▶

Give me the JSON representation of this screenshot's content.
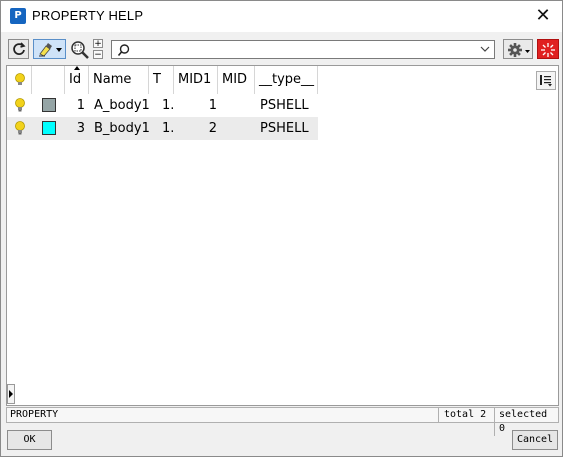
{
  "window": {
    "title": "PROPERTY HELP",
    "app_icon_text": "P"
  },
  "toolbar": {
    "search": {
      "value": "",
      "placeholder": ""
    },
    "zoom_plus": "+",
    "zoom_minus": "−"
  },
  "table": {
    "columns": [
      "Id",
      "Name",
      "T",
      "MID1",
      "MID",
      "__type__"
    ],
    "rows": [
      {
        "id": "1",
        "name": "A_body1",
        "t": "1.",
        "mid1": "1",
        "mid": "",
        "type": "PSHELL",
        "color": "#95a5a6",
        "selected": false
      },
      {
        "id": "3",
        "name": "B_body1",
        "t": "1.",
        "mid1": "2",
        "mid": "",
        "type": "PSHELL",
        "color": "#00ffff",
        "selected": true
      }
    ]
  },
  "status": {
    "left": "PROPERTY",
    "total": "total 2",
    "selected": "selected 0"
  },
  "footer": {
    "ok_label": "OK",
    "cancel_label": "Cancel"
  },
  "colors": {
    "bulb": "#f2d21b",
    "accent": "#5a8fc8",
    "stop": "#e02020"
  }
}
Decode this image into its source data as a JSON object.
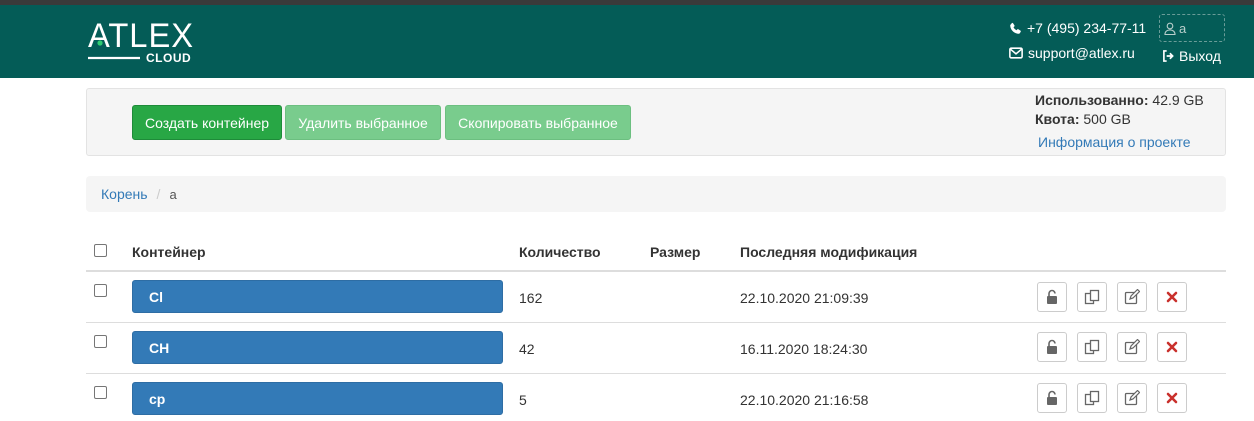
{
  "header": {
    "logo_text": "ATLEX",
    "logo_sub": "CLOUD",
    "phone": "+7 (495) 234-77-11",
    "email": "support@atlex.ru",
    "username": "a",
    "logout_label": "Выход",
    "bg_color": "#045c57"
  },
  "toolbar": {
    "create_label": "Создать контейнер",
    "delete_label": "Удалить выбранное",
    "copy_label": "Скопировать выбранное"
  },
  "usage": {
    "used_label": "Использованно:",
    "used_value": "42.9 GB",
    "quota_label": "Квота:",
    "quota_value": "500 GB",
    "project_link": "Информация о проекте"
  },
  "breadcrumb": {
    "root": "Корень",
    "separator": "/",
    "current": "a"
  },
  "table": {
    "columns": [
      "Контейнер",
      "Количество",
      "Размер",
      "Последняя модификация"
    ],
    "rows": [
      {
        "name": "Cl",
        "count": "162",
        "size": "",
        "modified": "22.10.2020 21:09:39"
      },
      {
        "name": "CH",
        "count": "42",
        "size": "",
        "modified": "16.11.2020 18:24:30"
      },
      {
        "name": "cp",
        "count": "5",
        "size": "",
        "modified": "22.10.2020 21:16:58"
      }
    ],
    "row_actions": [
      "unlock-icon",
      "copy-icon",
      "edit-icon",
      "delete-icon"
    ]
  },
  "colors": {
    "primary_green": "#28a745",
    "disabled_green": "#79cc8d",
    "container_blue": "#337ab7",
    "delete_red": "#c9302c"
  }
}
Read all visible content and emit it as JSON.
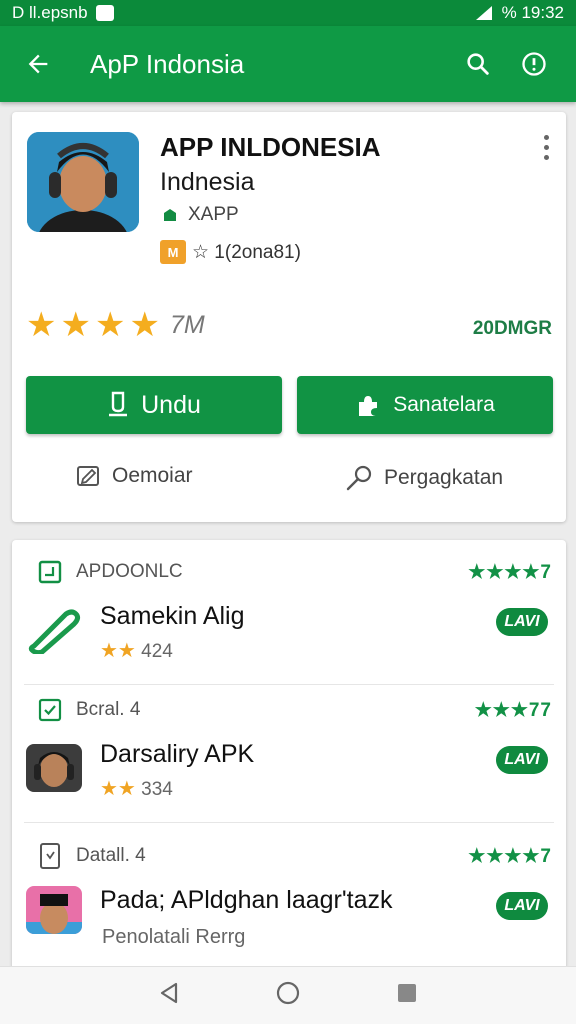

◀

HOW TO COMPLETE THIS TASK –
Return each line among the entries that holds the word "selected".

PROBLEM SOLUTION –
        "selected": false
        "selected": true
    "selected": "selected 0"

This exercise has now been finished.